Hmmm...it seems like the effectiveness depends on how it is implemented. I suppose that is true with any model of education. I am just surprised how well it seems to work and how much I am finding that I like it.
There is no particular accomodation made for kids who are above grade level. I suppose it probably wouldn't be a good fit for a truly gifted child in all areas. However, there are lots of kids above grade level in one area or another and they just learn what everyone else is learning. As I type this I am reminded of how crazy that sounds, but it is effective. The goal is to make sure that every child meets grade level expectations in every area. Not to make indivdualized accomodations for every child. I don't know of anyone complaing that their kids are bored and need to be challenged more. It seems like the curriculum moves pretty fast so there is always something new to be learned. I'm not an educator, but from my point of view it seems to be working.
If a child is struggling or falling behind, the issue is addressed as soon as it is recognized. Parents are contacted and the child is given one on one instruction until they are caught up to the class. I think this works really well. There is no "waiting to see" before trying to address the problem. Talking to other parents, it seem like pretty much every kid will be pulled out for this type or tutoring at some point.
Originally Posted by moominmamma
I'm curious about this model too. In particular I'm curious why the school would be so popular as to be subject to a lottery. Since it's a "school of choice" I suppose there would be a fair amount of self-selection for high-average kids who learn well in a traditional top-down large-group learning situation. Like ollyoxenfree I wonder how they would deal with kids like mine who are way ahead of grade level and are intuitive low-repetition learners in some areas, yet closer to grade level in others. I honestly see strict grade-levelling as one of the great ills of the school system, and am thankful that our public school takes a diametrically opposite approach with multi-grade classrooms and tons of self-pacing.

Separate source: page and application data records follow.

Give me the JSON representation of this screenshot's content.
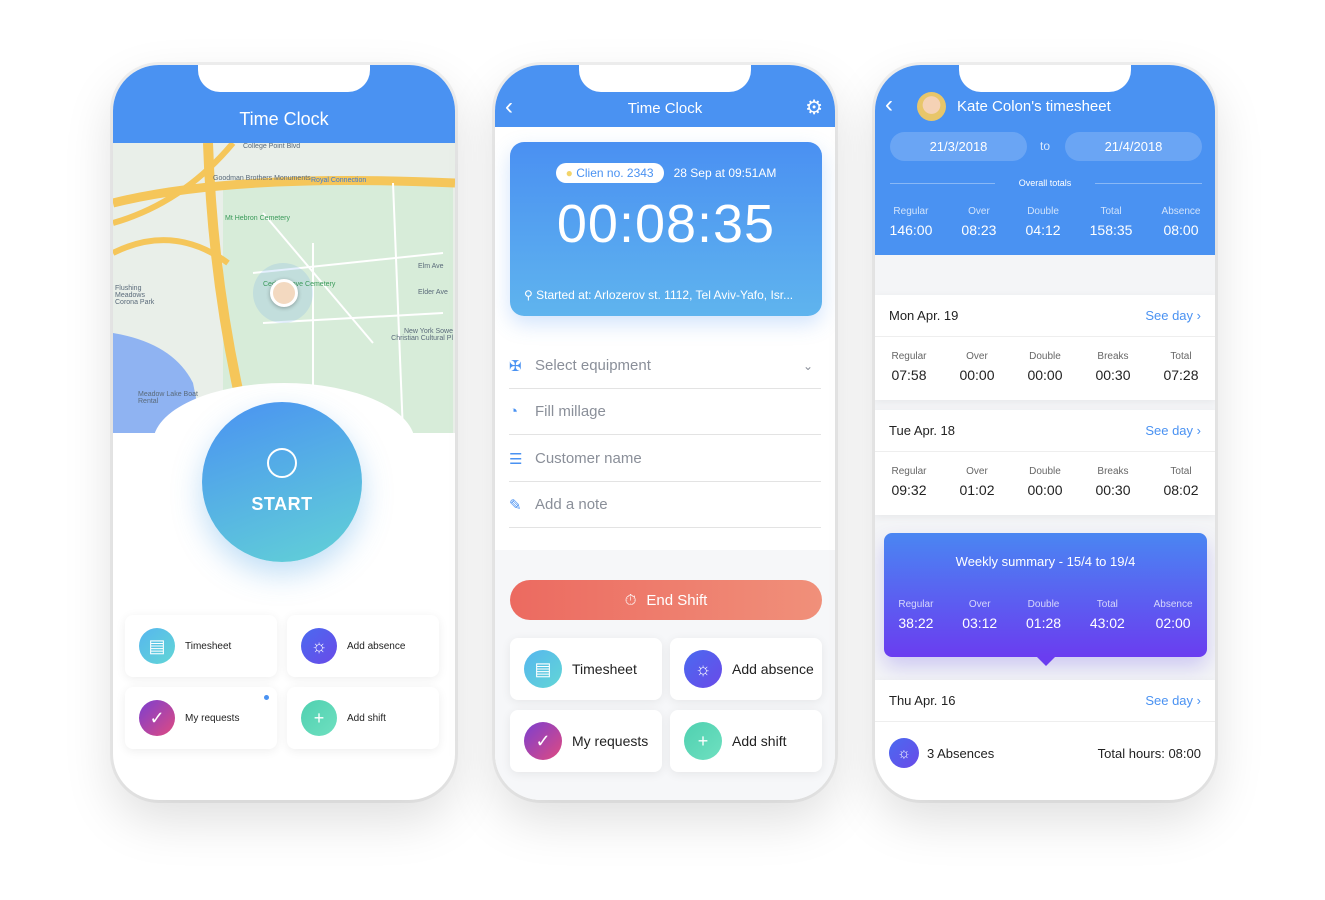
{
  "colors": {
    "primary": "#4a92f2",
    "end_shift": "#ec6e62",
    "weekly_gradient": [
      "#4a86f2",
      "#6a3df0"
    ]
  },
  "phone1": {
    "title": "Time Clock",
    "map_labels": [
      "College Point Blvd",
      "Goodman Brothers Monuments",
      "Royal Connection",
      "Mt Hebron Cemetery",
      "Cedar Grove Cemetery",
      "Flushing Meadows Corona Park",
      "New York Sowe Christian Cultural Pl",
      "Meadow Lake Boat Rental",
      "Elm Ave",
      "Elder Ave"
    ],
    "start_label": "START",
    "tiles": [
      {
        "label": "Timesheet",
        "icon": "calendar-icon"
      },
      {
        "label": "Add absence",
        "icon": "sun-icon"
      },
      {
        "label": "My requests",
        "icon": "check-icon",
        "has_notification": true
      },
      {
        "label": "Add shift",
        "icon": "plus-icon"
      }
    ]
  },
  "phone2": {
    "title": "Time Clock",
    "client_badge": "Clien no. 2343",
    "start_time": "28 Sep at 09:51AM",
    "timer": "00:08:35",
    "location": "Started at: Arlozerov st. 1112, Tel Aviv-Yafo, Isr...",
    "fields": [
      {
        "placeholder": "Select equipment",
        "icon": "equipment-icon",
        "dropdown": true
      },
      {
        "placeholder": "Fill millage",
        "icon": "gauge-icon"
      },
      {
        "placeholder": "Customer name",
        "icon": "list-icon"
      },
      {
        "placeholder": "Add a note",
        "icon": "edit-icon"
      }
    ],
    "end_shift": "End Shift",
    "tiles": [
      {
        "label": "Timesheet",
        "icon": "calendar-icon"
      },
      {
        "label": "Add absence",
        "icon": "sun-icon"
      },
      {
        "label": "My requests",
        "icon": "check-icon"
      },
      {
        "label": "Add shift",
        "icon": "plus-icon"
      }
    ]
  },
  "phone3": {
    "title": "Kate Colon's timesheet",
    "date_from": "21/3/2018",
    "to": "to",
    "date_to": "21/4/2018",
    "overall_label": "Overall totals",
    "overall": [
      {
        "l": "Regular",
        "v": "146:00"
      },
      {
        "l": "Over",
        "v": "08:23"
      },
      {
        "l": "Double",
        "v": "04:12"
      },
      {
        "l": "Total",
        "v": "158:35"
      },
      {
        "l": "Absence",
        "v": "08:00"
      }
    ],
    "see_day": "See day",
    "days": [
      {
        "date": "Mon Apr. 19",
        "stats": [
          {
            "l": "Regular",
            "v": "07:58"
          },
          {
            "l": "Over",
            "v": "00:00"
          },
          {
            "l": "Double",
            "v": "00:00"
          },
          {
            "l": "Breaks",
            "v": "00:30"
          },
          {
            "l": "Total",
            "v": "07:28"
          }
        ]
      },
      {
        "date": "Tue Apr. 18",
        "stats": [
          {
            "l": "Regular",
            "v": "09:32"
          },
          {
            "l": "Over",
            "v": "01:02"
          },
          {
            "l": "Double",
            "v": "00:00"
          },
          {
            "l": "Breaks",
            "v": "00:30"
          },
          {
            "l": "Total",
            "v": "08:02"
          }
        ]
      }
    ],
    "weekly": {
      "title": "Weekly summary - 15/4 to 19/4",
      "stats": [
        {
          "l": "Regular",
          "v": "38:22"
        },
        {
          "l": "Over",
          "v": "03:12"
        },
        {
          "l": "Double",
          "v": "01:28"
        },
        {
          "l": "Total",
          "v": "43:02"
        },
        {
          "l": "Absence",
          "v": "02:00"
        }
      ]
    },
    "thu": {
      "date": "Thu Apr. 16",
      "absences": "3 Absences",
      "total_hours": "Total hours: 08:00"
    }
  }
}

Miranda - the school is the top elementary school in our state. Aside from the phenomenal test scores, it has a long history (nearly 40 years and long before NCLB) of academic excellence. It has always had a long waiting list. Typically they have about 25 spots available for kindergarten and about 350 applicants. To be honest I went into the information session wanting to not like this school, but by the end they had me sold. I'm not the competitive type and it seemed to me that this type of environment would be a breeding ground for competitive parents. In reality, the opposite is actually true. The parents are way less competitive than my son's play-based preschool. The school has high academic expectations, but they also spend more time in specials (art, music and PE) and have more recess time than many of the other schools I looked at. They also offer tons of enrichment activities throughout the year and the kids just seemed happy to be in school. In theory, I like the idea of multi-grade classrooms, but around here I really wasn't able to find anything like that to even consider. At least not in the public sector.